noun, plural the·ur·gies.

a system of beneficent magic practiced by the Egyptian Platonists and others.
the working of a divine or supernatural agency in human affairs.

Origin of theurgy

1560–70; < Late Latin theūrgia < Greek theourgeía magic. See the-, -urgy
Related formsthe·ur·gic, the·ur·gi·cal, adjectivethe·ur·gist, noun Unabridged Based on the Random House Unabridged Dictionary, © Random House, Inc. 2019

Examples from the Web for theurgy

Historical Examples of theurgy

  • Theurgy was the second method of counteracting the evil influence of demons.

  • Philip appears to have been one of the apostolical men most preccupied with theurgy.

    The Apostles

    Ernest Renan

  • The common characteristic of all the New Platonists is a tendency to mysticism, theosophy, and theurgy.

  • This current was so strong that philosophy itself was swept toward mysticism and the neo-Platonist school became a theurgy.

  • Both authors show the same admiration for the Gymnosophists, the same distinction between magic and theurgy.

    Essays on the Greek Romances

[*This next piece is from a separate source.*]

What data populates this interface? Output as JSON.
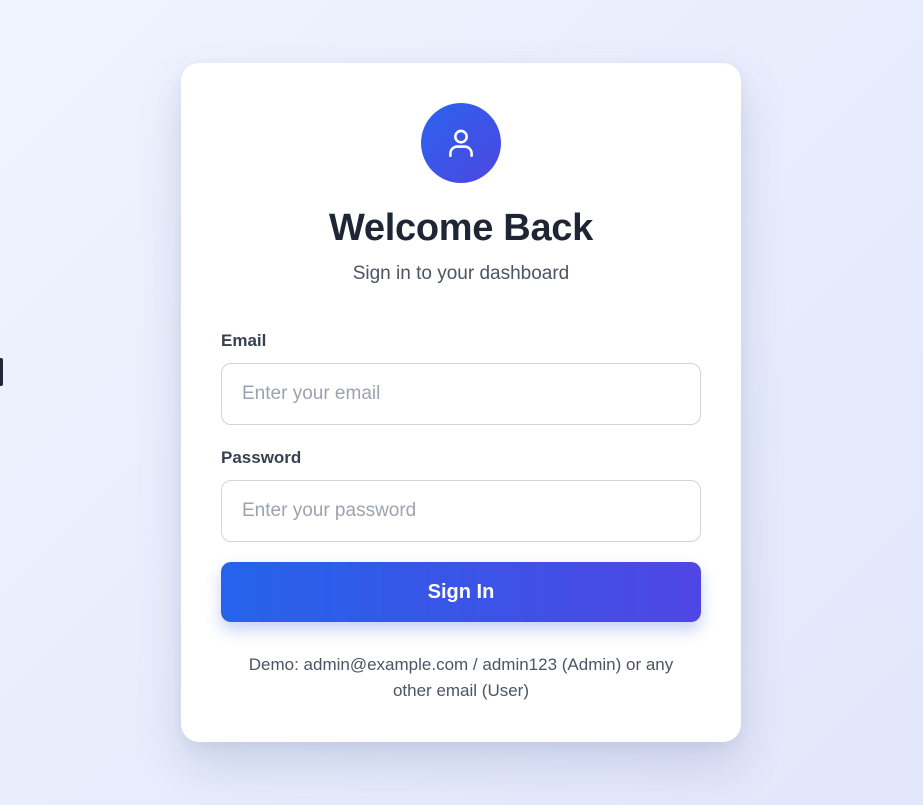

    Elizabeth Hazelton Haight

British Dictionary definitions for theurgy


noun plural -gies

  1. the intervention of a divine or supernatural agency in the affairs of man
  2. the working of miracles by such intervention
beneficent magic as taught and performed by Egyptian Neoplatonists and others
Derived Formstheurgic or theurgical, adjectivetheurgically, adverbtheurgist, noun

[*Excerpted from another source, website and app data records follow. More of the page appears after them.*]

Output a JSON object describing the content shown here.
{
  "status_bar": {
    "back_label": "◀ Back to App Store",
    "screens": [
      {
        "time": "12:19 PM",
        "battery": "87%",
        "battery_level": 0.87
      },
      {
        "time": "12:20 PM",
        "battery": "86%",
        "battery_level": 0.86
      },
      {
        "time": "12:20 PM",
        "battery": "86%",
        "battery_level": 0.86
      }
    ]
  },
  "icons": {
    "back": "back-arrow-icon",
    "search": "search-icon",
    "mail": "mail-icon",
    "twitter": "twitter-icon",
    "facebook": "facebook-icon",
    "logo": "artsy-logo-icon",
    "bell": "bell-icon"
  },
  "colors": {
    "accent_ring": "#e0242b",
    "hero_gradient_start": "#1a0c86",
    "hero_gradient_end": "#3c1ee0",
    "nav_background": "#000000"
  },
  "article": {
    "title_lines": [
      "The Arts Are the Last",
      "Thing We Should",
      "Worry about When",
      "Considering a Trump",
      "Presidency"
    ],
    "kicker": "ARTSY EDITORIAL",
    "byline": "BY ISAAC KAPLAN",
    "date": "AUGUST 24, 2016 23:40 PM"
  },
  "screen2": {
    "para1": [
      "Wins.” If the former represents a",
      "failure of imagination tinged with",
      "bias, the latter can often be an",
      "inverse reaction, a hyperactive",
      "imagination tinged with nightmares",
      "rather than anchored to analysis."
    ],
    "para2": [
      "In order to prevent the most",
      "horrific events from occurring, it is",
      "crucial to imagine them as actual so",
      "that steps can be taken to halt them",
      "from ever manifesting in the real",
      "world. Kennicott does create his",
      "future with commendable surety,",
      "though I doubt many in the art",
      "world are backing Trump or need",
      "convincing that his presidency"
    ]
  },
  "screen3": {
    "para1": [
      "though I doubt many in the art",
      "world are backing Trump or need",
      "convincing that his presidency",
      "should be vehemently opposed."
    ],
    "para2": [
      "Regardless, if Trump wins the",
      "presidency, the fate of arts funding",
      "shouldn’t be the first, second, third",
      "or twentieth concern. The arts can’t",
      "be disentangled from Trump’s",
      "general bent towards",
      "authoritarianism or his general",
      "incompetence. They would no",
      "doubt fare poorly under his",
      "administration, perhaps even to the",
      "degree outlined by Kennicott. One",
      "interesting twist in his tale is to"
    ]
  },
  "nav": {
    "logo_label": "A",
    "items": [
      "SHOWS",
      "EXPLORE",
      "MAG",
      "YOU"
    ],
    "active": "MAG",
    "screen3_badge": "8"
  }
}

Word Origin for theurgy

C16: from Late Latin theūrgia, from Late Greek theourgia the practice of magic, from theo- theo- + -urgia, from ergon work
Collins English Dictionary - Complete & Unabridged 2012 Digital Edition © William Collins Sons & Co. Ltd. 1979, 1986 © HarperCollins Publishers 1998, 2000, 2003, 2005, 2006, 2007, 2009, 2012